• [Requirement] Given the records that follow, return each one verbatim.

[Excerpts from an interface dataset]
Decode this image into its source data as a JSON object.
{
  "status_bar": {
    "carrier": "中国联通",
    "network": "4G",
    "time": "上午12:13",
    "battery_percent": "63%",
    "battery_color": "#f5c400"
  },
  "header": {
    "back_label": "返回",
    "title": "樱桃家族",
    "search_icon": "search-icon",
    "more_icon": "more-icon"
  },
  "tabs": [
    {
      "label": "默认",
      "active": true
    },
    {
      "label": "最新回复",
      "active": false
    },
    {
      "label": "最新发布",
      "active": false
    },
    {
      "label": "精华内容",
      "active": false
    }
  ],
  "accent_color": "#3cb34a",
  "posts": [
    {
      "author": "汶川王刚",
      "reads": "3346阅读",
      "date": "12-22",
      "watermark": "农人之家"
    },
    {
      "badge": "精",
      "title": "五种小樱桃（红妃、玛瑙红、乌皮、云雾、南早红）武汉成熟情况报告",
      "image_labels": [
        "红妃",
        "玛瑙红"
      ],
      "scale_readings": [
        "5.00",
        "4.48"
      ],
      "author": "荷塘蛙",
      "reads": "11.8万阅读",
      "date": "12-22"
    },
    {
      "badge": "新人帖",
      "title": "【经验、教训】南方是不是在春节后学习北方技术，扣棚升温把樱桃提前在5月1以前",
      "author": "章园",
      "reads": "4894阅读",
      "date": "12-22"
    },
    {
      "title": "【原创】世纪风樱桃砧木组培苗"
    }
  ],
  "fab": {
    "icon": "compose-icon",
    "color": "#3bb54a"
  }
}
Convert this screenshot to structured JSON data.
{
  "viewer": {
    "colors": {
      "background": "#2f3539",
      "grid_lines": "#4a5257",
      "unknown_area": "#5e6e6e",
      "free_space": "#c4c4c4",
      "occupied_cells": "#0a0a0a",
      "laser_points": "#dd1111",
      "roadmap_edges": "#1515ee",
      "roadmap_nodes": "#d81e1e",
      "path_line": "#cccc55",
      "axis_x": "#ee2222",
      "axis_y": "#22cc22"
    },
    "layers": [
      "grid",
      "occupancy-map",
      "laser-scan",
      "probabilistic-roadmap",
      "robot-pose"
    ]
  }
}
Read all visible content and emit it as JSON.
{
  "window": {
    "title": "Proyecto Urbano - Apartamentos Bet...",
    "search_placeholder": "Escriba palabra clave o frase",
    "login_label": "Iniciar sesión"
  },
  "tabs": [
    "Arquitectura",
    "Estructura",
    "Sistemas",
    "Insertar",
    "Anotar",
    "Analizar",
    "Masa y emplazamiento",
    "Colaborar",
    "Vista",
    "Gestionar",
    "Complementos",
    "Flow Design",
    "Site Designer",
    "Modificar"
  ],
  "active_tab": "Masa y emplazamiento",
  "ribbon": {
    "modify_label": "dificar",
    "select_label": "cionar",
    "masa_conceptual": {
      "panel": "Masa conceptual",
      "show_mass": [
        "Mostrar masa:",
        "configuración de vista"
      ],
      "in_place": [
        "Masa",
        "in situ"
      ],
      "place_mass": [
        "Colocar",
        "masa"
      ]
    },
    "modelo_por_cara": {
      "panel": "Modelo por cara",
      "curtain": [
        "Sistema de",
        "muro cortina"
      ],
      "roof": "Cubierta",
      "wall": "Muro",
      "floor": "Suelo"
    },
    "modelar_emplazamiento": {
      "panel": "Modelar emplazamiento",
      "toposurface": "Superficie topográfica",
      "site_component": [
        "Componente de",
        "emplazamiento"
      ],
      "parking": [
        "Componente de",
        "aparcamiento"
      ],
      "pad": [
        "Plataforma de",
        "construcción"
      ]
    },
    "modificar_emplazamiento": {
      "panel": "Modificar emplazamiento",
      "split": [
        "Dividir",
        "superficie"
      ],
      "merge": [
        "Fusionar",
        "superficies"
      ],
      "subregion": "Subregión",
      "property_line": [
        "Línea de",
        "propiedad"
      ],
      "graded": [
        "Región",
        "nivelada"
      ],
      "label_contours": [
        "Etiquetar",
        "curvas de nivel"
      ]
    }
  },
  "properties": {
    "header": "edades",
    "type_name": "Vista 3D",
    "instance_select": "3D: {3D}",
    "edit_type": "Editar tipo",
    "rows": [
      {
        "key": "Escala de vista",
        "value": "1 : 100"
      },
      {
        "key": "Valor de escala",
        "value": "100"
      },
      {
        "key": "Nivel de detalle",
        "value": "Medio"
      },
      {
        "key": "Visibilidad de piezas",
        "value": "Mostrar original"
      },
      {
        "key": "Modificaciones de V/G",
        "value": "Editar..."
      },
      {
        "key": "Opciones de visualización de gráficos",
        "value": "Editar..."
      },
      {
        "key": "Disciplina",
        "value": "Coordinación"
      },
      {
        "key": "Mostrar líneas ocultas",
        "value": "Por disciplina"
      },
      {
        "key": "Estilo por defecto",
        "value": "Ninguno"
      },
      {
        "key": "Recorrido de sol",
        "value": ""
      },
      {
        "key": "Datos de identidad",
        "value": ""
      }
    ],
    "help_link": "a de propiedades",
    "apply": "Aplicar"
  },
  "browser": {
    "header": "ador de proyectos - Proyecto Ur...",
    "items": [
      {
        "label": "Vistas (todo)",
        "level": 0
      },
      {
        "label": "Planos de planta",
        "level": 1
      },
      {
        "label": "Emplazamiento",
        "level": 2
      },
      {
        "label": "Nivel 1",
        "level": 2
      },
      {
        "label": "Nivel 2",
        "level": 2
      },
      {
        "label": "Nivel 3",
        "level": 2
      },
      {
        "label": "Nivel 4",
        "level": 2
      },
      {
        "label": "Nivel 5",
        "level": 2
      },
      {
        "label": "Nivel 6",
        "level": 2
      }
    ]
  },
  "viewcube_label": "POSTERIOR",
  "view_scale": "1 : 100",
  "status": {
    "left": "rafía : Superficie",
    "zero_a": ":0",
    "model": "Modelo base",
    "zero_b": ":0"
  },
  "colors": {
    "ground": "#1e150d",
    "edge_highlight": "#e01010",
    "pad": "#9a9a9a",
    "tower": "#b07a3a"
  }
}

• [Solution]
Decode this image into its source data as a JSON object.
{
  "status_bar": {
    "carrier": "中国联通",
    "network": "4G",
    "time": "上午12:13",
    "battery_percent": "63%",
    "battery_color": "#f5c400"
  },
  "header": {
    "back_label": "返回",
    "title": "樱桃家族",
    "search_icon": "search-icon",
    "more_icon": "more-icon"
  },
  "tabs": [
    {
      "label": "默认",
      "active": true
    },
    {
      "label": "最新回复",
      "active": false
    },
    {
      "label": "最新发布",
      "active": false
    },
    {
      "label": "精华内容",
      "active": false
    }
  ],
  "accent_color": "#3cb34a",
  "posts": [
    {
      "author": "汶川王刚",
      "reads": "3346阅读",
      "date": "12-22",
      "watermark": "农人之家"
    },
    {
      "badge": "精",
      "title": "五种小樱桃（红妃、玛瑙红、乌皮、云雾、南早红）武汉成熟情况报告",
      "image_labels": [
        "红妃",
        "玛瑙红"
      ],
      "scale_readings": [
        "5.00",
        "4.48"
      ],
      "author": "荷塘蛙",
      "reads": "11.8万阅读",
      "date": "12-22"
    },
    {
      "badge": "新人帖",
      "title": "【经验、教训】南方是不是在春节后学习北方技术，扣棚升温把樱桃提前在5月1以前",
      "author": "章园",
      "reads": "4894阅读",
      "date": "12-22"
    },
    {
      "title": "【原创】世纪风樱桃砧木组培苗"
    }
  ],
  "fab": {
    "icon": "compose-icon",
    "color": "#3bb54a"
  }
}
Convert this screenshot to structured JSON data.
{
  "viewer": {
    "colors": {
      "background": "#2f3539",
      "grid_lines": "#4a5257",
      "unknown_area": "#5e6e6e",
      "free_space": "#c4c4c4",
      "occupied_cells": "#0a0a0a",
      "laser_points": "#dd1111",
      "roadmap_edges": "#1515ee",
      "roadmap_nodes": "#d81e1e",
      "path_line": "#cccc55",
      "axis_x": "#ee2222",
      "axis_y": "#22cc22"
    },
    "layers": [
      "grid",
      "occupancy-map",
      "laser-scan",
      "probabilistic-roadmap",
      "robot-pose"
    ]
  }
}
Read all visible content and emit it as JSON.
{
  "window": {
    "title": "Proyecto Urbano - Apartamentos Bet...",
    "search_placeholder": "Escriba palabra clave o frase",
    "login_label": "Iniciar sesión"
  },
  "tabs": [
    "Arquitectura",
    "Estructura",
    "Sistemas",
    "Insertar",
    "Anotar",
    "Analizar",
    "Masa y emplazamiento",
    "Colaborar",
    "Vista",
    "Gestionar",
    "Complementos",
    "Flow Design",
    "Site Designer",
    "Modificar"
  ],
  "active_tab": "Masa y emplazamiento",
  "ribbon": {
    "modify_label": "dificar",
    "select_label": "cionar",
    "masa_conceptual": {
      "panel": "Masa conceptual",
      "show_mass": [
        "Mostrar masa:",
        "configuración de vista"
      ],
      "in_place": [
        "Masa",
        "in situ"
      ],
      "place_mass": [
        "Colocar",
        "masa"
      ]
    },
    "modelo_por_cara": {
      "panel": "Modelo por cara",
      "curtain": [
        "Sistema de",
        "muro cortina"
      ],
      "roof": "Cubierta",
      "wall": "Muro",
      "floor": "Suelo"
    },
    "modelar_emplazamiento": {
      "panel": "Modelar emplazamiento",
      "toposurface": "Superficie topográfica",
      "site_component": [
        "Componente de",
        "emplazamiento"
      ],
      "parking": [
        "Componente de",
        "aparcamiento"
      ],
      "pad": [
        "Plataforma de",
        "construcción"
      ]
    },
    "modificar_emplazamiento": {
      "panel": "Modificar emplazamiento",
      "split": [
        "Dividir",
        "superficie"
      ],
      "merge": [
        "Fusionar",
        "superficies"
      ],
      "subregion": "Subregión",
      "property_line": [
        "Línea de",
        "propiedad"
      ],
      "graded": [
        "Región",
        "nivelada"
      ],
      "label_contours": [
        "Etiquetar",
        "curvas de nivel"
      ]
    }
  },
  "properties": {
    "header": "edades",
    "type_name": "Vista 3D",
    "instance_select": "3D: {3D}",
    "edit_type": "Editar tipo",
    "rows": [
      {
        "key": "Escala de vista",
        "value": "1 : 100"
      },
      {
        "key": "Valor de escala",
        "value": "100"
      },
      {
        "key": "Nivel de detalle",
        "value": "Medio"
      },
      {
        "key": "Visibilidad de piezas",
        "value": "Mostrar original"
      },
      {
        "key": "Modificaciones de V/G",
        "value": "Editar..."
      },
      {
        "key": "Opciones de visualización de gráficos",
        "value": "Editar..."
      },
      {
        "key": "Disciplina",
        "value": "Coordinación"
      },
      {
        "key": "Mostrar líneas ocultas",
        "value": "Por disciplina"
      },
      {
        "key": "Estilo por defecto",
        "value": "Ninguno"
      },
      {
        "key": "Recorrido de sol",
        "value": ""
      },
      {
        "key": "Datos de identidad",
        "value": ""
      }
    ],
    "help_link": "a de propiedades",
    "apply": "Aplicar"
  },
  "browser": {
    "header": "ador de proyectos - Proyecto Ur...",
    "items": [
      {
        "label": "Vistas (todo)",
        "level": 0
      },
      {
        "label": "Planos de planta",
        "level": 1
      },
      {
        "label": "Emplazamiento",
        "level": 2
      },
      {
        "label": "Nivel 1",
        "level": 2
      },
      {
        "label": "Nivel 2",
        "level": 2
      },
      {
        "label": "Nivel 3",
        "level": 2
      },
      {
        "label": "Nivel 4",
        "level": 2
      },
      {
        "label": "Nivel 5",
        "level": 2
      },
      {
        "label": "Nivel 6",
        "level": 2
      }
    ]
  },
  "viewcube_label": "POSTERIOR",
  "view_scale": "1 : 100",
  "status": {
    "left": "rafía : Superficie",
    "zero_a": ":0",
    "model": "Modelo base",
    "zero_b": ":0"
  },
  "colors": {
    "ground": "#1e150d",
    "edge_highlight": "#e01010",
    "pad": "#9a9a9a",
    "tower": "#b07a3a"
  }
}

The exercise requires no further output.